Updated: 18th January 2021
Coronavirus continues to cause disruption for UK and global businesses, with fractured supply chains and uncertain delivery schedules becoming a common feature. If one or more of your suppliers have gone under, you may be wondering whether you’ll be able to continue trading, but there are steps you can take to improve your situation and provide a financial buffer that allows your business to carry on.
You may be able to find new suppliers that are willing to trade on a cash-on-delivery basis until you become more established as a customer, for example. Operating in this way requires a readily available source of working capital, however, so seeking additional finance is advisable.
Depending on your business type, asset based lending could provide a lump sum of working capital you can use to pay new suppliers, or if your sales ledger is of high value it could be leveraged to provide regular cash sums each month.
Initially, however, you need to claim any goods you’ve already paid for, and ensure their safety if they’re still located on your former supplier’s premises.
If you’ve already paid for goods from your supplier but haven’t received them because the business has gone into liquidation, it’s important to inform the liquidator as soon as possible to prevent them from being sold.
You may also be able to purchase goods you need if you haven’t already, but again this has to be arranged through the liquidator. If you do purchase goods under these circumstances it’s unlikely they’ll come with a guarantee, which might affect your ability to sell to your own customers, or at least to sell them at full price.
Obtaining the items you’ve already paid for or purchasing goods from the liquidated supplier could tide you over in the short-term and help you continue to trade whilst you find a regular new supplier.
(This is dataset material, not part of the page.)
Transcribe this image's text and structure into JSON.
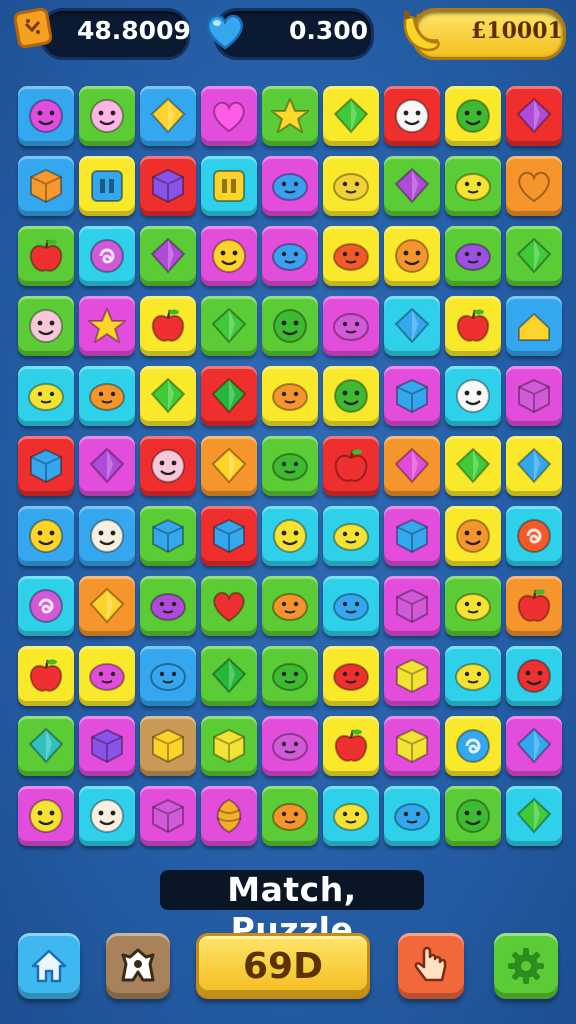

If your sales have stalled due to lack of supplies, it’s important to seek professional insolvency advice as soon as possible. You’ll receive reliable independent guidance on the best way forward, and be able to protect your business where necessary.
Here are just a few potential options that could support a continuation of trade under difficult financial and operating circumstances.
Company administration may seem like a drastic move but it provides you with an eight-week moratorium period to make a rescue plan. If you’re eligible, a trading administration could protect you from legal action by your own creditors whilst you regain your footing and boost cash flow.
Restructuring your business’ affairs can provide extra cash to continue trading whilst you source reliable new suppliers. This could include selling non-essential assets, streamlining your processes, cost cutting, or renegotiating unofficially with your creditors. You might also benefit from formally restructuring your business debts within a Company Voluntary Arrangement (CVA).
Company Voluntary Arrangement
A CVA involves formally negotiating with creditors for an affordable single monthly repayment. Whilst a CVA is in place, creditors can’t take any legal action to recover their money and you’re free to find new suppliers and continue trading. This can be a good option for businesses that are fundamentally viable, but experiencing temporary financial difficulty.
If circumstances are such that you cannot continue in trade, Creditors’ Voluntary Liquidation (CVL) allows you to close down your business in an orderly manner without fear of creditors making a claim against you in the future. You may also be eligible for redundancy pay as a director when you undergo this process.
If your suppliers have gone under due to coronavirus, please contact our partner-led team at Real Business Rescue. We offer free same-day consultations and operate a large network of offices throughout the UK.
13th October 2021
The Bank of England has said it anticipates that rates of corporate insolvency will increase in the coming weeks following the removal of restrictions on winding up petitions.Read More